In a preferred embodiment, the HMG-CoA reductase inhibitor is administered to the site via a carrier, for example, a porous, open cell matrix formed from collagen fibers coated with resorbable hydroxyapatite.
As seen in
A further embodiment of the invention includes delivering the HMG-CoA reductase inhibitor to the spinal fusion site with a noncompressible delivery vehicle. The noncompressible delivery vehicle enables a larger volume of bone formation and therefore increases load-bearing capacity of the fusion site.
The present invention may involve any suitable instrumentation. For example, a screw may be employed, the screw having an HMG-CoA reductase inhibitor carried thereupon. The screw may comprise a porous material, the HMG-CoA reductase inhibitor being soaked in the pores. Alternately, the screw may be cannulated with the HMG-CoA reductase inhibitor being provided in the hollow opening. Such screws maybe used in odontoid screw fixation or c1-c2 transarticular screw fixations. The screw may traverse the fracture site or the joint to produce fusion at the level of the joint.
While various embodiments in accordance with the present invention have been shown and described, it is understood that the invention is not limited thereto, and is susceptible to numerous changes and modifications as known to those skilled in the art. Therefore, this invention is not limited to the details shown and described herein, and includes all such changes and modifications as encompassed by the scope of the appended claims.

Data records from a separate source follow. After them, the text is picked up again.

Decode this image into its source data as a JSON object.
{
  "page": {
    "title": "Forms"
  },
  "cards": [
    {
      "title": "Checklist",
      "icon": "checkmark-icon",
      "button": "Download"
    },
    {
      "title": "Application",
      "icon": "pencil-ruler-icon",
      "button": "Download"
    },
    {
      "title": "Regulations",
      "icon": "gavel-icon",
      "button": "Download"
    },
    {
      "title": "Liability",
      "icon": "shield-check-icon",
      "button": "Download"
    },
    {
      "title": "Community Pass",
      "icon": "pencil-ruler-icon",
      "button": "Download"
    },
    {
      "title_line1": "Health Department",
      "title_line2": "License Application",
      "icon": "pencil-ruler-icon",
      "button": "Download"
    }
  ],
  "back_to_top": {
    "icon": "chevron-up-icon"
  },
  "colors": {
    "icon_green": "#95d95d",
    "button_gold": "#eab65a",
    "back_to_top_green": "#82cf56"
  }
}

Twelve male Sprague Dawley rats, each weighing approximately 500 grams were selected. Each rat underwent anesthesia with Nembutal (50 mg/kg i.p.). Incision over two regions, the thoracic and lumbar, of the spine in each animal were made. Each incision allowed for the exposure of spinous processes and lamina of at east 2 levels per region. Decortication was carried out at each thoracic and lumbar region using a high-speed drill. Over the decorticated levels, nothing, gelmatrix, gelmatrix plus 8 mg lovastatin or gelmatrix plus 16 mg lovastatin were added. 8 mg I.M. of antibiotic Cefazolin™ was subcutaneously administered to each rat.
For purposes of analysis, the rats were divided into three groups. Group A consisting of rats 1-4 was treated with nothing or gelmatrix. Group B consisting of rats 5-8 was treated with gelmatrix and 8 mg of lovastatin. And, group C consisting of rats 9-12 was treated with gelmatrix and 16 mg of lovastatin. The following is a summary of the data:
After en bloc removal, two observers manually palpated the spine of each rat in a blinded fashion. Palpation was made by flexion and extension at the level of the arthrodesis and at the adjacent levels proximally and distally. This method of evaluation has previously been shown to be more accurate than plain radiographs and to correlate closely with biomechanical test data. Each motion segment was graded on a qualitative scale (0-3) based on the strength of the fusion. A solid fusion having no motion was given a score of 3. A score of 1 or 2 was given to segments that had more restricted motion than the negative control. No fusion was scored as a 0. A summary of the palpitation scores given to each group of rats is illustrated in
Results indicated that seventy five percent of the rats treated with lovastatin had a stronger fusion at the treated region than rats not treated. Furthermore, the fusion grades given to treated rats appeared to be dose dependent.
Spines of rats treated and untreated with HMG-CoA reductase inhibitor were fixed and processed for pathology analysis by light microscopy and radiographic analysis. The X-ray of the spine of a rat that was not treated with HMG-CoA reductase inhibitor is illustrated in